Twitter from a whale
Social media – the world has changed
By Frits Ahlefeldt, FritsAhlefeldt.com
Some worried why Jonas in the whale’s belly hadn’t updated his Twitter and Facebook since Friday, but then:
Structures and isolation in myths and traditional storytelling
In many storytelling models and also in many traditional stories and myths, the main character will leave the known world, to go to an isolated place… where he eventually will come back from as a “new person” with a new understanding, to re-join and help the community with his new abilities.
This is a story as old as… well Jonas in the whale, and actually this story about the reluctant hero who disappeared from the world, to later re-appear with new abilities is one of the main pillars of storytelling and mythology from all over the world, as Joseph Campbell (grand old man of comparative mythology) build his ” the hero with a thousand faces” storytelling theory around.
Hear Joseph Campbell explain Jonas in the whale here from a mythological storytelling perspective:
The story about Jonas have even given name to a Jonah complex ( Abraham Maslow / Frank Manual ) about the reluctant person trying to avoid his destiny
Figuring out what is real
In most of the versions of Jonas / Jonah etc. in the whale that have been told from generation to generation in, at least the last more than 2500 years, Jonas is cast out from a ship in a storm and swallowed by a huge fish / whale. In there, isolated, alone in the womb Jonas goes through a transformation that changed him into the legendary Jonas, that dared and understood things in a new light
Plato came up with one of the most well-known stories about being entrenched and trying to figure out what reality is, coming out of the cave and seeing the light – the Plato / Socrates story about the cave and the shadows on the wall To later go back and tell the community about it.
Both the Jonas and the Plato cave story, are stories about being isolated from the community, gaining insight and returning to share the new understandings.

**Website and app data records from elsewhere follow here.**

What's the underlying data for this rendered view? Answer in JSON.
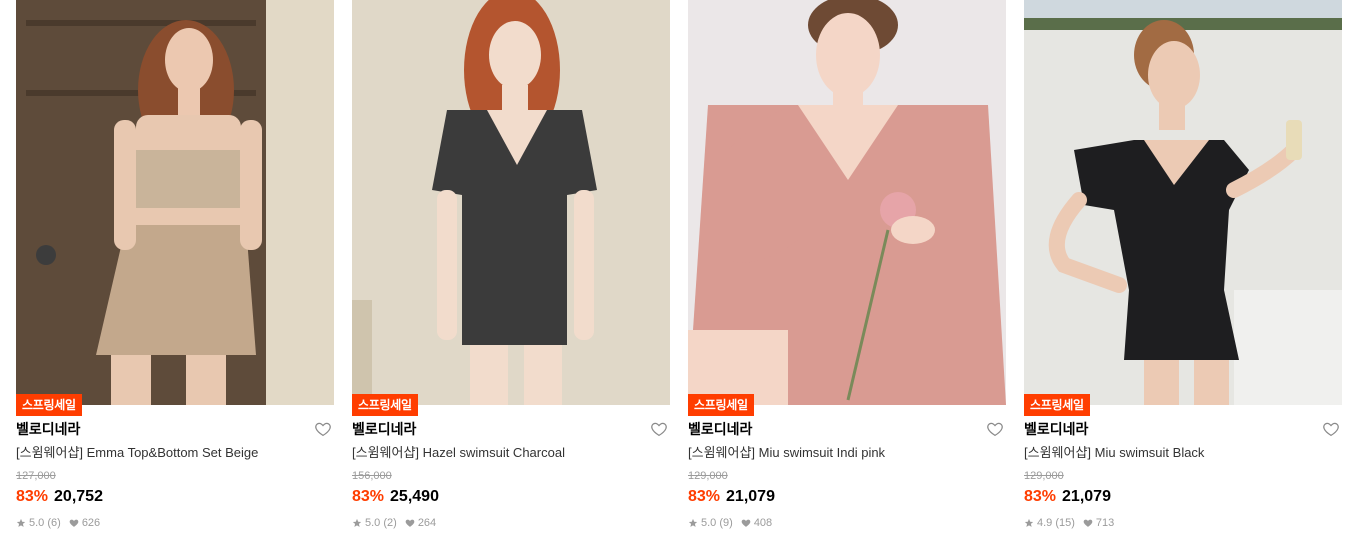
{
  "products": [
    {
      "badge": "스프링세일",
      "brand": "벨로디네라",
      "name": "[스윔웨어샵] Emma Top&Bottom Set Beige",
      "original_price": "127,000",
      "discount": "83%",
      "price": "20,752",
      "rating": "5.0",
      "reviews": "(6)",
      "likes": "626",
      "colors": {
        "bg": "#6b5a48",
        "suit": "#c8b59c",
        "skin": "#e8c8b0"
      }
    },
    {
      "badge": "스프링세일",
      "brand": "벨로디네라",
      "name": "[스윔웨어샵] Hazel swimsuit Charcoal",
      "original_price": "156,000",
      "discount": "83%",
      "price": "25,490",
      "rating": "5.0",
      "reviews": "(2)",
      "likes": "264",
      "colors": {
        "bg": "#ddd6c8",
        "suit": "#3a3a3a",
        "skin": "#f0d9c8"
      }
    },
    {
      "badge": "스프링세일",
      "brand": "벨로디네라",
      "name": "[스윔웨어샵] Miu swimsuit Indi pink",
      "original_price": "129,000",
      "discount": "83%",
      "price": "21,079",
      "rating": "5.0",
      "reviews": "(9)",
      "likes": "408",
      "colors": {
        "bg": "#e9e5e6",
        "suit": "#d99a90",
        "skin": "#f3d5c6"
      }
    },
    {
      "badge": "스프링세일",
      "brand": "벨로디네라",
      "name": "[스윔웨어샵] Miu swimsuit Black",
      "original_price": "129,000",
      "discount": "83%",
      "price": "21,079",
      "rating": "4.9",
      "reviews": "(15)",
      "likes": "713",
      "colors": {
        "bg": "#e4e6e2",
        "suit": "#1d1d1f",
        "skin": "#ecc9b3"
      }
    }
  ]
}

The same ritual of leaving and returning is known from cultures from all times and parts of the world. And in many places it is actually mandatory for young members of the community to leave as part of the initiation rite, and spend time, free-floating and alone, liberated and away from reality, profane time and community space, to return as an adult member of the tribe / community.
Modern time and telling the story
Until a few years ago professional storytellers, called journalist, have been risking life and heath to find those stories, as they happened, reporting live… out there all the way from the whale.
And as I sit here I can’t help wonder about what that change meant, suddenly the community would no longer have to wait for Jonas to gain insight or get out of the whale, instead it would send a reporter right in there, to interview him, follow the process and possible progress of the lost (now not so lost, Jonas) To the folks back home, looking at the media output. What I wonder most about is how it might would have changed the story… now that there no longer is this break, this time-out where the main character have to see all his knowledge and understanding cast into chaos and doubt… alone.
The third change, Social Media, Twitter and Facebook
In the last years all this have changed again, the amount of journalists and reporters are dwindling and the numbers of those sleepless, hard-working, fearless journalists out in the field is dropping as the internet connect and widens up a whole new kind of real life 14o character updates and dialogues, from the center of action, from inside the whale, not edited or changed in any way, but twittered, selfie-captured and authenticated by the main characters themselves… as they get lost, get swallowed, sits lost in the whale, looking for a place to plugin their phone, so they can keep updating the world and answer questions, not only about what is happening but at least as important – also post new emoticons about the change and flow of their emotions, while all this happen.
What I wonder about is, how all this might influence the stories, the time-out or lack of it… what it means to our understandings that we are never really truly lost, separated or alone anymore, like Jonas in the whale… or are we?
Drawings and text By Frits Ahlefeldt, FritsAhlefeldt.com